Page 43, section H.7 of the contract includes this language:

“H.7  Acknowledgement  of Federal Funding – Publication and Publicity

. . . The Contractor shall clearly state, when issuing statements, press releases, re

quests for proposals, bid solicitations and other documents describing projects or programs funded in whole or in part with Federal money:  (1) the percentage of the total costs of the program or project which will be financed with Federal money; (2) the dollar amount of Federal funds for the project or program; and (3) the percentage and dollar amount of the total costs of the project or program that will be financed by nongovernmental sources.”

This obligation mirrors language in the Further Consolidated Appropriations Act, 2020, Public Law No. 116-94 (and other Health and Human Services appropriations acts), which states, at Section 505:

“Sec. 505.  When issuing statements, press releases, requests for proposals, bid solicitations and other documents describing projects or programs funded in whole or in part with Federal money, all grantees receiving Federal funds included in this Act, including but not limited to State and local governments and recipients of Federal research  grants, shall clearly state–

(1) the percentage of the total costs of the program or  project which will be financed with Federal money; 

(2) the dollar amount of Federal funds for the project or  program; and 

(3) percentage and dollar amount of the total costs of the project or program that will be financed by non-governmental sources.”

The disclosure requirements in the Moderna contract have a public-facing component because they extend to press releases about Moderna’s vaccine, and the heading uses the terms “Publication and Publicity.” 

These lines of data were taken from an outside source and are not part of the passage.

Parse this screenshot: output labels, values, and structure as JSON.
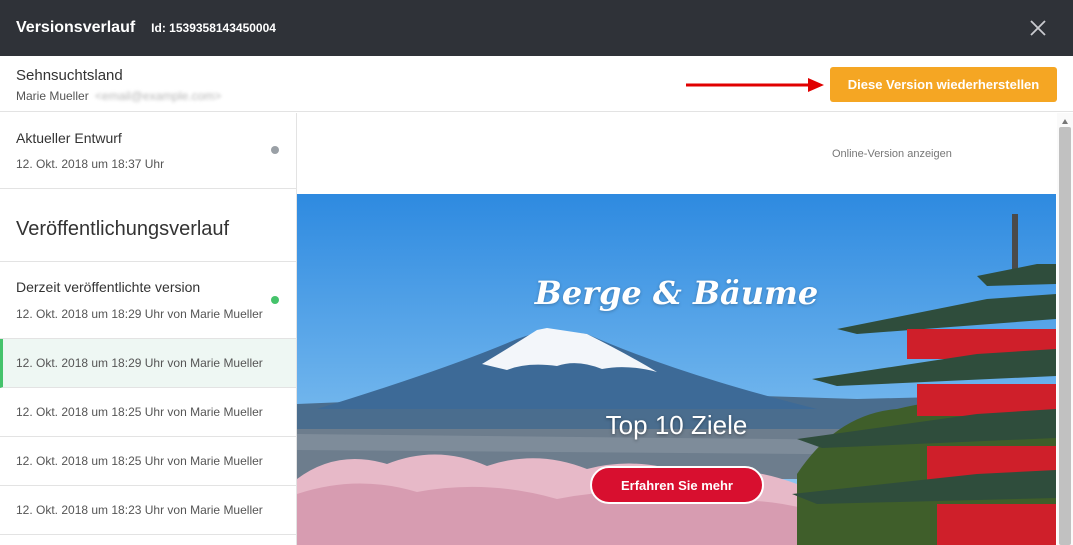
{
  "topbar": {
    "title": "Versionsverlauf",
    "id_text": "Id: 1539358143450004",
    "close_icon": "close-icon"
  },
  "header": {
    "name": "Sehnsuchtsland",
    "user_name": "Marie Mueller",
    "user_email": "<email@example.com>",
    "restore_button": "Diese Version wiederherstellen",
    "colors": {
      "restore_bg": "#f5a623",
      "arrow": "#e00000"
    }
  },
  "sidebar": {
    "draft": {
      "label": "Aktueller Entwurf",
      "date": "12. Okt. 2018 um 18:37 Uhr"
    },
    "publish_title": "Veröffentlichungsverlauf",
    "current": {
      "label": "Derzeit veröffentlichte version",
      "date": "12. Okt. 2018 um 18:29 Uhr von Marie Mueller"
    },
    "versions": [
      "12. Okt. 2018 um 18:29 Uhr von Marie Mueller",
      "12. Okt. 2018 um 18:25 Uhr von Marie Mueller",
      "12. Okt. 2018 um 18:25 Uhr von Marie Mueller",
      "12. Okt. 2018 um 18:23 Uhr von Marie Mueller"
    ],
    "active_index": 0
  },
  "preview": {
    "online_link": "Online-Version anzeigen",
    "hero_title": "Berge & Bäume",
    "hero_subtitle": "Top 10 Ziele",
    "cta": "Erfahren Sie mehr",
    "colors": {
      "cta_bg": "#d80f2f"
    }
  }
}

Transparency is critical. It is in the public interest for U.S. taxpayers to have an understanding of what portion of the cost of developing the vaccine was shouldered by the public. This information could enable consumers to better assess the reasonableness of whatever price Moderna sets for the vaccine,the performance of government officials in negotiating the prices for the federally-subsidized vaccine, and more generally the role of federal funding in driving medical innovation. 

Our review of Moderna press releases revealed that Moderna is not complying with this contractual obligation.  A July 28, 2020 press release announcing results from a preclinical study contains no statement disclosing the breakdown of costs to develop the vaccine that will be financed by the government versus nongovernmental sources. The press release states only the following regarding the vaccine’s funding:  

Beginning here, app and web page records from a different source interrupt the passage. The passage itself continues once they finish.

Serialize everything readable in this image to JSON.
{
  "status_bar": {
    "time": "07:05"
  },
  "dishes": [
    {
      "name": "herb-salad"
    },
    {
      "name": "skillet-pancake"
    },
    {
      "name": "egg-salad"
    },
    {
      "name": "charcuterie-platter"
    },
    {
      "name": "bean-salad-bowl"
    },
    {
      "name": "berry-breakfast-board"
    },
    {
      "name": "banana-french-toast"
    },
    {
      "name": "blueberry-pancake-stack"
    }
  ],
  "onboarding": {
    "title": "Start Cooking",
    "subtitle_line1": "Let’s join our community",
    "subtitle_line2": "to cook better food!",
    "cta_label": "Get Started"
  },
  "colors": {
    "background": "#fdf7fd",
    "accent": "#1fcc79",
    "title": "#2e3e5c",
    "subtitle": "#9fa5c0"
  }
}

“The Biomedical Advanced Research and Development Authority (BARDA), part of the Office of the Assistant Secretary for Preparedness and Response (ASPR) within the U.S. Department of Health and Human Services (HHS), partially supported the research and development of mRNA-1273 with federal funding under Contract no. 75A50120C00034. A summary of the company’s work to date on COVID-19 can be found here.”

We could locate no Moderna press release that makes the disclosures, though Moderna has been prolific in announcing developments in its vaccine program.  

Recent reports of encouraging data from clinical trials of Moderna’s investigational vaccine candidate have raised hopes for a safe and effective vaccine by the end of the year. The promise of a potential vaccine, the public’s billion dollar investment in Moderna, and news of Moderna’s pricing strategy have generated considerable interest in how the vaccine’s development was funded. As a servant of the public, BARDA should use its existing authority to compel Moderna to disclose the required information. BARDA possesses both the legal authority and responsibility to the public to do so. 

We also would like to schedule a call with BARDA to discuss the ramifications of Section 505 in PL 115-94, as it relates to other BARDA contracts and grants, including but not limited to those relevant to COVID-19.

Sincerely,

Kathryn Ardizzone

Counsel

Knowledge Ecology International

 

Zain Rizvi

Law and Policy Researcher

Public Citizen